WORK REQUIRED: Retype the records word for word. Skip every image.
------------------------------------------------------------------------
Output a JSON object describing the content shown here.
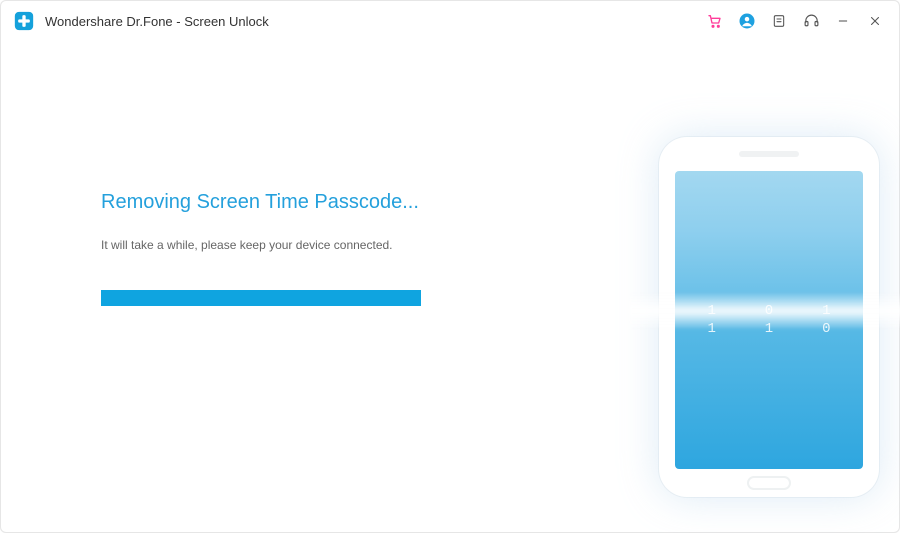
{
  "titlebar": {
    "title": "Wondershare Dr.Fone - Screen Unlock"
  },
  "main": {
    "heading": "Removing Screen Time Passcode...",
    "subtext": "It will take a while, please keep your device connected.",
    "progress_percent": 100
  },
  "phone": {
    "digits_top": [
      "1",
      "0",
      "1"
    ],
    "digits_bot": [
      "1",
      "1",
      "0"
    ]
  }
}
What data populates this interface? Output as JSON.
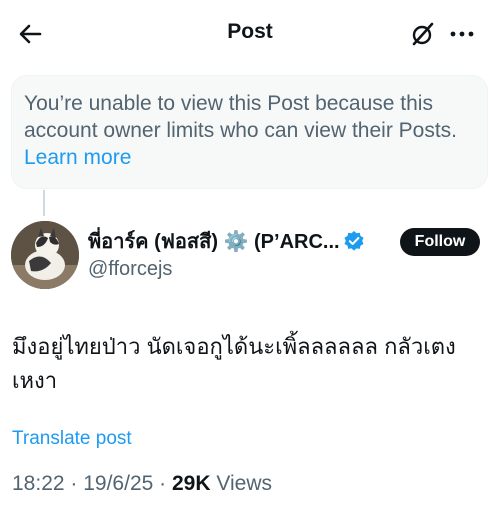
{
  "header": {
    "title": "Post",
    "back_icon": "arrow-left-icon",
    "grok_icon": "grok-icon",
    "more_icon": "more-horizontal-icon"
  },
  "notice": {
    "text": "You’re unable to view this Post because this account owner limits who can view their Posts.",
    "link": "Learn more"
  },
  "author": {
    "display_name": "พี่อาร์ค (ฟอสสี) ⚙️ (P’ARC...",
    "handle": "@fforcejs",
    "verified": true,
    "follow_label": "Follow"
  },
  "tweet": {
    "text": "มึงอยู่ไทยป่าว นัดเจอกูได้นะเพิ้ลลลลลล กลัวเตงเหงา",
    "translate_label": "Translate post",
    "time": "18:22",
    "date": "19/6/25",
    "views_count": "29K",
    "views_label": "Views"
  },
  "colors": {
    "accent": "#1d9bf0",
    "text": "#0f1419",
    "secondary": "#536471"
  }
}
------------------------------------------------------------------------
RESPONSE TO THIS TASK:
Output a JSON object describing the content shown here.
{
  "titlebar": {
    "title": "Wondershare Dr.Fone - Screen Unlock"
  },
  "main": {
    "heading": "Removing Screen Time Passcode...",
    "subtext": "It will take a while, please keep your device connected.",
    "progress_percent": 100
  },
  "phone": {
    "digits_top": [
      "1",
      "0",
      "1"
    ],
    "digits_bot": [
      "1",
      "1",
      "0"
    ]
  }
}
What data populates this interface? Output as JSON.
{
  "header": {
    "title": "Post",
    "back_icon": "arrow-left-icon",
    "grok_icon": "grok-icon",
    "more_icon": "more-horizontal-icon"
  },
  "notice": {
    "text": "You’re unable to view this Post because this account owner limits who can view their Posts.",
    "link": "Learn more"
  },
  "author": {
    "display_name": "พี่อาร์ค (ฟอสสี) ⚙️ (P’ARC...",
    "handle": "@fforcejs",
    "verified": true,
    "follow_label": "Follow"
  },
  "tweet": {
    "text": "มึงอยู่ไทยป่าว นัดเจอกูได้นะเพิ้ลลลลลล กลัวเตงเหงา",
    "translate_label": "Translate post",
    "time": "18:22",
    "date": "19/6/25",
    "views_count": "29K",
    "views_label": "Views"
  },
  "colors": {
    "accent": "#1d9bf0",
    "text": "#0f1419",
    "secondary": "#536471"
  }
}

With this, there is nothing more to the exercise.